Gee golly williker. Marriage is just one stroll down the trail of delight (or maybe through Homer Simpson’s Land of Chocolate). Where is the grit of NYC? Where is the complicated character of life in the modern world where we have to make tough choices, or recognize the good and less attractive in all people we meet, and the institutions in which moderns operate? Where is the edge that attracts at least some people like Brother Mouzone or Woody Allen to the Big Apple? The view from Keller’s study is awfully pleasant (and crowded with books other than the Bible).
Meanwhile, Russell Moore made a decent point about Peterson when he compared the evangelical celebrity to Wendell Berry’s own flip-flop on gay marriage:
And now Peterson says he’s willing to walk away from what the Scriptures and 2,000 years of unbroken Christian teaching affirm on the conjugal nature of marriage as the one-flesh union of a man and a woman reflecting the mystery of Christ and the church. I can’t un-highlight or un-flag my Peterson books. I can’t erase from my mind all the things he has taught me. Should I stop reading him, since he has shown a completely contrary view on an important issue of biblical interpretation—and, beyond that, of the very definition of what it means to repent of sin?
This is the same sort of conversation had a few years ago among those of us who’ve been taught much by novelist and poet Wendell Berry when he, too, embraced the zeitgeist on marriage and sexuality. Some said we should throw out our Berry books and never read him again. Others, I’m sure, seeing how much they’d benefited from Berry on place and memory, probably decided to follow him right into this viewpoint. Maybe the same will happen with Peterson now.
True enough, but when Moore says we should not throw Peterson’s books away (who am I to adopt such a move since H. L. Mencken sets on my shelf of worthies right next to Machen — alphabetically anyway), I wonder why Mr. Southern Baptist doesn’t distinguish Peterson as a would-be pastor and theologian from Berry who simply is a writer and farmer. Berry makes no pretension to issue “thus saith the Lord’s” based on his reading of Scripture.
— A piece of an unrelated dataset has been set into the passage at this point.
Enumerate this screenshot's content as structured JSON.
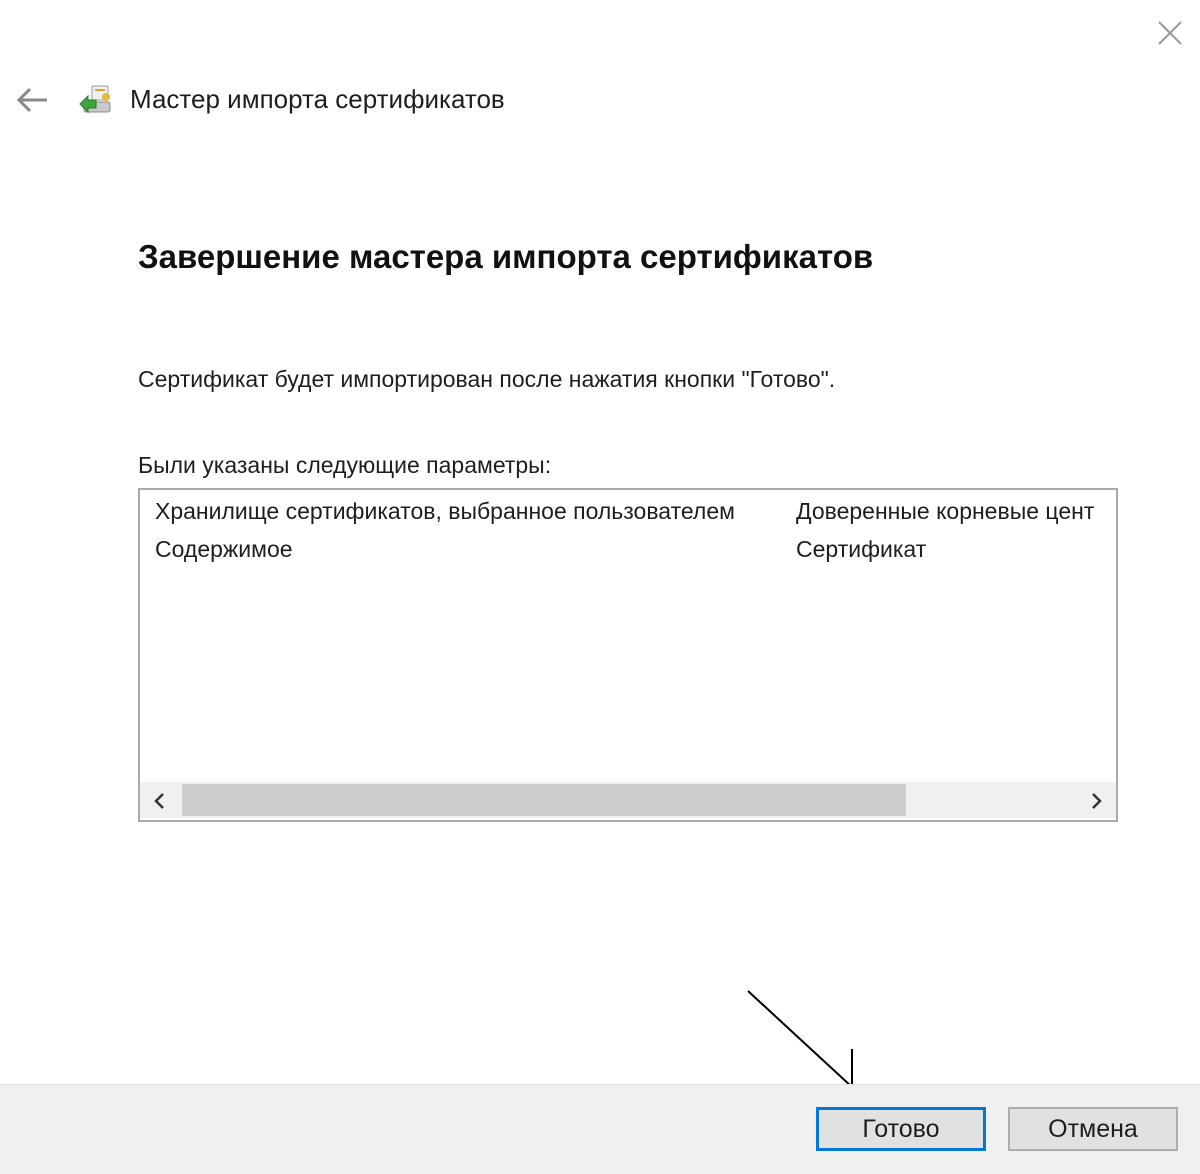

Peterson, however, operates in the world of Scripture and theology (and all you usually get — my impression — is “the Lord would be really happy if you might ever consider this and you may also flourish forever and ever”).